App and web page records:
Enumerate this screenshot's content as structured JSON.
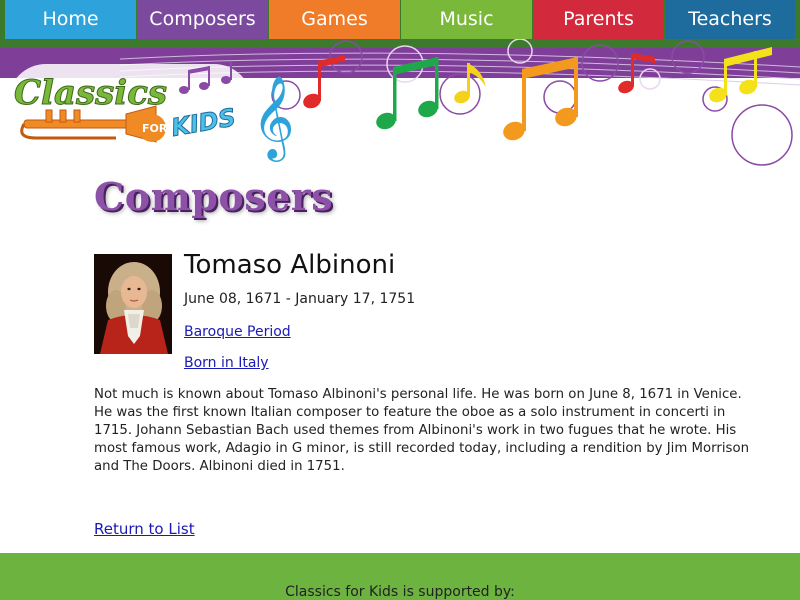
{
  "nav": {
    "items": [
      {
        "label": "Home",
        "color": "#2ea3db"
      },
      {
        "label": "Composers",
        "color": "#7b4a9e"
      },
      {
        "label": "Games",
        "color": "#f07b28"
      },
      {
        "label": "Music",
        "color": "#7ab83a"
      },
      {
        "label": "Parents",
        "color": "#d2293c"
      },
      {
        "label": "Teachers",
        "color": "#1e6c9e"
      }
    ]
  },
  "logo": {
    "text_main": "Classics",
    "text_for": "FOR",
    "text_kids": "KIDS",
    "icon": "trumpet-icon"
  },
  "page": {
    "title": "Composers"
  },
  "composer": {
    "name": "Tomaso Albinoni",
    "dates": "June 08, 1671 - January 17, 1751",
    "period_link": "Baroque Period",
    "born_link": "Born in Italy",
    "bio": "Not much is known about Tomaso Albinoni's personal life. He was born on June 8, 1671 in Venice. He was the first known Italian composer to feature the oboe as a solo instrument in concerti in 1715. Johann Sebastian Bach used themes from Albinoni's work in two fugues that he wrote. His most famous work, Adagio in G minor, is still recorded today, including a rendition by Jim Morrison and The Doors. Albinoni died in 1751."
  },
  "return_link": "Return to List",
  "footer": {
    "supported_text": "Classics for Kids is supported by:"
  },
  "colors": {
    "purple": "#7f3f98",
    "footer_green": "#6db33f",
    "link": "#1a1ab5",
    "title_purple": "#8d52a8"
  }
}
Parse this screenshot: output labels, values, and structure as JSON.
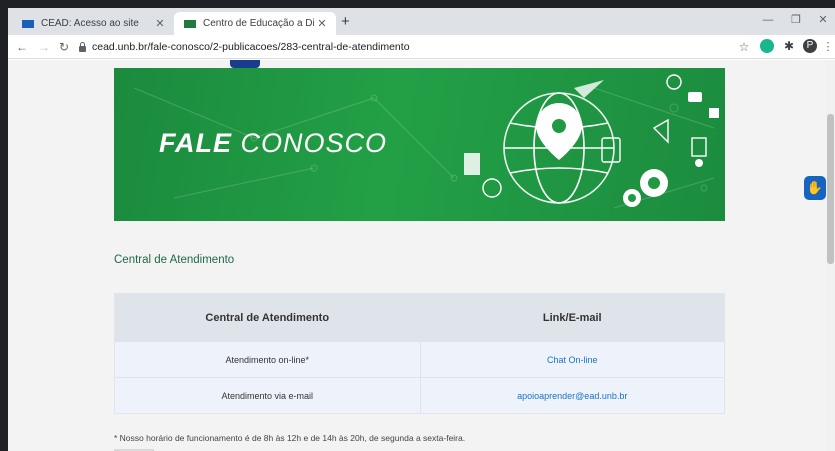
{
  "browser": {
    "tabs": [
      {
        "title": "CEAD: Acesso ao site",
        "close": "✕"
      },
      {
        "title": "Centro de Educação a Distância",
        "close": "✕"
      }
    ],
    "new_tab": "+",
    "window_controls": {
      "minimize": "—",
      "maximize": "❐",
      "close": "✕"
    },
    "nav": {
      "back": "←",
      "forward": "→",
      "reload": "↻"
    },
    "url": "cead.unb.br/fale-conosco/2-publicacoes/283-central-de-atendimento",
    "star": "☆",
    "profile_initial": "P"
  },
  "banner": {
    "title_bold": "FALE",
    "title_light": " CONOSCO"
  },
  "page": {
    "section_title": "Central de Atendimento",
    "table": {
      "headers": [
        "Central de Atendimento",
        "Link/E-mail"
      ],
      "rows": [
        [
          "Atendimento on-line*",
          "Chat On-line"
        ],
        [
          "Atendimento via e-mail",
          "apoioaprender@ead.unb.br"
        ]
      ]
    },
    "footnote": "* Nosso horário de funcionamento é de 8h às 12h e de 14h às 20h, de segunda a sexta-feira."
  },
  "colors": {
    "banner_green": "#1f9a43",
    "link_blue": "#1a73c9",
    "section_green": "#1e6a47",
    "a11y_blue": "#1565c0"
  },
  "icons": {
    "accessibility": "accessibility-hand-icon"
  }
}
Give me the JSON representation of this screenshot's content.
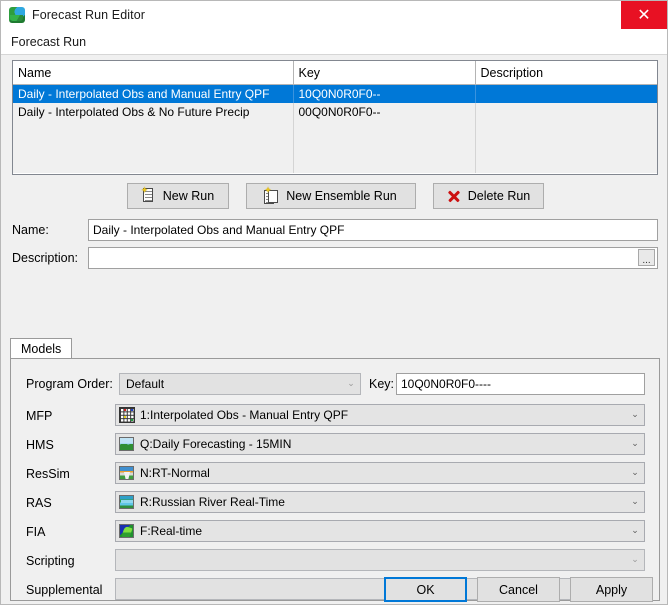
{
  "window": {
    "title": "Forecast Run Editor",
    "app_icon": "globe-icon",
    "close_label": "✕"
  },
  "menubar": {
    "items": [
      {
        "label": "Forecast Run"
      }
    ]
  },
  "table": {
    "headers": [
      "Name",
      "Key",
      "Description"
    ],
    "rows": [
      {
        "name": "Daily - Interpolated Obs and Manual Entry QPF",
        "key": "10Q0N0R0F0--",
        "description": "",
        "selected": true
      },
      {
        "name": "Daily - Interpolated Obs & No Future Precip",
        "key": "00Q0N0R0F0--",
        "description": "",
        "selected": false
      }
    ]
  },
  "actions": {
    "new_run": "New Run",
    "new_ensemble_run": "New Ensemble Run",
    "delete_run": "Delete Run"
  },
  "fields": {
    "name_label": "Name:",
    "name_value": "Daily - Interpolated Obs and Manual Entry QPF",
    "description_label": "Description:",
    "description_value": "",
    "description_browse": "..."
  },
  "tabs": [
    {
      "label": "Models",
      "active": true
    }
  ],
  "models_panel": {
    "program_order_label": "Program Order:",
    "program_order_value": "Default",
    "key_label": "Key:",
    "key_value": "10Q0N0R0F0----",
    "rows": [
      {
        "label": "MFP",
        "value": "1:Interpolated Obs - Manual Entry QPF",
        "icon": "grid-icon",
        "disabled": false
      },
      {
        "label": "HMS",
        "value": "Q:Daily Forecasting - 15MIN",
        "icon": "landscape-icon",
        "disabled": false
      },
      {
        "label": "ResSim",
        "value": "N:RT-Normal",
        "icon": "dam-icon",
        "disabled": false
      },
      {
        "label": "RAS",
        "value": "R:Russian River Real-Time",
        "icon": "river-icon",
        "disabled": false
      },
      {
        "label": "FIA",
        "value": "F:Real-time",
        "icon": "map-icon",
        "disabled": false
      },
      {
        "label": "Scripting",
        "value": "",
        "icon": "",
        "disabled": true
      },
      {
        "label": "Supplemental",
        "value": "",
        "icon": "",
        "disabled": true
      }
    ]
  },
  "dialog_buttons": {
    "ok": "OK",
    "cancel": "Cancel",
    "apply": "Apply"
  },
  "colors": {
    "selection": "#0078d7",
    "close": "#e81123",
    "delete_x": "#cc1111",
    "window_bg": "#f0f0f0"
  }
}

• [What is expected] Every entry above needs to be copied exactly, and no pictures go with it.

• [Answer to this problem]
Enumerate this screenshot's content as structured JSON.
{
  "nav": {
    "items": [
      {
        "label": "Home",
        "color": "#2ea3db"
      },
      {
        "label": "Composers",
        "color": "#7b4a9e"
      },
      {
        "label": "Games",
        "color": "#f07b28"
      },
      {
        "label": "Music",
        "color": "#7ab83a"
      },
      {
        "label": "Parents",
        "color": "#d2293c"
      },
      {
        "label": "Teachers",
        "color": "#1e6c9e"
      }
    ]
  },
  "logo": {
    "text_main": "Classics",
    "text_for": "FOR",
    "text_kids": "KIDS",
    "icon": "trumpet-icon"
  },
  "page": {
    "title": "Composers"
  },
  "composer": {
    "name": "Tomaso Albinoni",
    "dates": "June 08, 1671 - January 17, 1751",
    "period_link": "Baroque Period",
    "born_link": "Born in Italy",
    "bio": "Not much is known about Tomaso Albinoni's personal life. He was born on June 8, 1671 in Venice. He was the first known Italian composer to feature the oboe as a solo instrument in concerti in 1715. Johann Sebastian Bach used themes from Albinoni's work in two fugues that he wrote. His most famous work, Adagio in G minor, is still recorded today, including a rendition by Jim Morrison and The Doors. Albinoni died in 1751."
  },
  "return_link": "Return to List",
  "footer": {
    "supported_text": "Classics for Kids is supported by:"
  },
  "colors": {
    "purple": "#7f3f98",
    "footer_green": "#6db33f",
    "link": "#1a1ab5",
    "title_purple": "#8d52a8"
  }
}
Parse this screenshot: output labels, values, and structure as JSON.
{
  "browser": {
    "tabs": [
      {
        "title": "CEAD: Acesso ao site",
        "close": "✕"
      },
      {
        "title": "Centro de Educação a Distância",
        "close": "✕"
      }
    ],
    "new_tab": "+",
    "window_controls": {
      "minimize": "—",
      "maximize": "❐",
      "close": "✕"
    },
    "nav": {
      "back": "←",
      "forward": "→",
      "reload": "↻"
    },
    "url": "cead.unb.br/fale-conosco/2-publicacoes/283-central-de-atendimento",
    "star": "☆",
    "profile_initial": "P"
  },
  "banner": {
    "title_bold": "FALE",
    "title_light": " CONOSCO"
  },
  "page": {
    "section_title": "Central de Atendimento",
    "table": {
      "headers": [
        "Central de Atendimento",
        "Link/E-mail"
      ],
      "rows": [
        [
          "Atendimento on-line*",
          "Chat On-line"
        ],
        [
          "Atendimento via e-mail",
          "apoioaprender@ead.unb.br"
        ]
      ]
    },
    "footnote": "* Nosso horário de funcionamento é de 8h às 12h e de 14h às 20h, de segunda a sexta-feira."
  },
  "colors": {
    "banner_green": "#1f9a43",
    "link_blue": "#1a73c9",
    "section_green": "#1e6a47",
    "a11y_blue": "#1565c0"
  },
  "icons": {
    "accessibility": "accessibility-hand-icon"
  }
}
Give me the JSON representation of this screenshot's content.
{
  "window": {
    "title": "Forecast Run Editor",
    "app_icon": "globe-icon",
    "close_label": "✕"
  },
  "menubar": {
    "items": [
      {
        "label": "Forecast Run"
      }
    ]
  },
  "table": {
    "headers": [
      "Name",
      "Key",
      "Description"
    ],
    "rows": [
      {
        "name": "Daily - Interpolated Obs and Manual Entry QPF",
        "key": "10Q0N0R0F0--",
        "description": "",
        "selected": true
      },
      {
        "name": "Daily - Interpolated Obs & No Future Precip",
        "key": "00Q0N0R0F0--",
        "description": "",
        "selected": false
      }
    ]
  },
  "actions": {
    "new_run": "New Run",
    "new_ensemble_run": "New Ensemble Run",
    "delete_run": "Delete Run"
  },
  "fields": {
    "name_label": "Name:",
    "name_value": "Daily - Interpolated Obs and Manual Entry QPF",
    "description_label": "Description:",
    "description_value": "",
    "description_browse": "..."
  },
  "tabs": [
    {
      "label": "Models",
      "active": true
    }
  ],
  "models_panel": {
    "program_order_label": "Program Order:",
    "program_order_value": "Default",
    "key_label": "Key:",
    "key_value": "10Q0N0R0F0----",
    "rows": [
      {
        "label": "MFP",
        "value": "1:Interpolated Obs - Manual Entry QPF",
        "icon": "grid-icon",
        "disabled": false
      },
      {
        "label": "HMS",
        "value": "Q:Daily Forecasting - 15MIN",
        "icon": "landscape-icon",
        "disabled": false
      },
      {
        "label": "ResSim",
        "value": "N:RT-Normal",
        "icon": "dam-icon",
        "disabled": false
      },
      {
        "label": "RAS",
        "value": "R:Russian River Real-Time",
        "icon": "river-icon",
        "disabled": false
      },
      {
        "label": "FIA",
        "value": "F:Real-time",
        "icon": "map-icon",
        "disabled": false
      },
      {
        "label": "Scripting",
        "value": "",
        "icon": "",
        "disabled": true
      },
      {
        "label": "Supplemental",
        "value": "",
        "icon": "",
        "disabled": true
      }
    ]
  },
  "dialog_buttons": {
    "ok": "OK",
    "cancel": "Cancel",
    "apply": "Apply"
  },
  "colors": {
    "selection": "#0078d7",
    "close": "#e81123",
    "delete_x": "#cc1111",
    "window_bg": "#f0f0f0"
  }
}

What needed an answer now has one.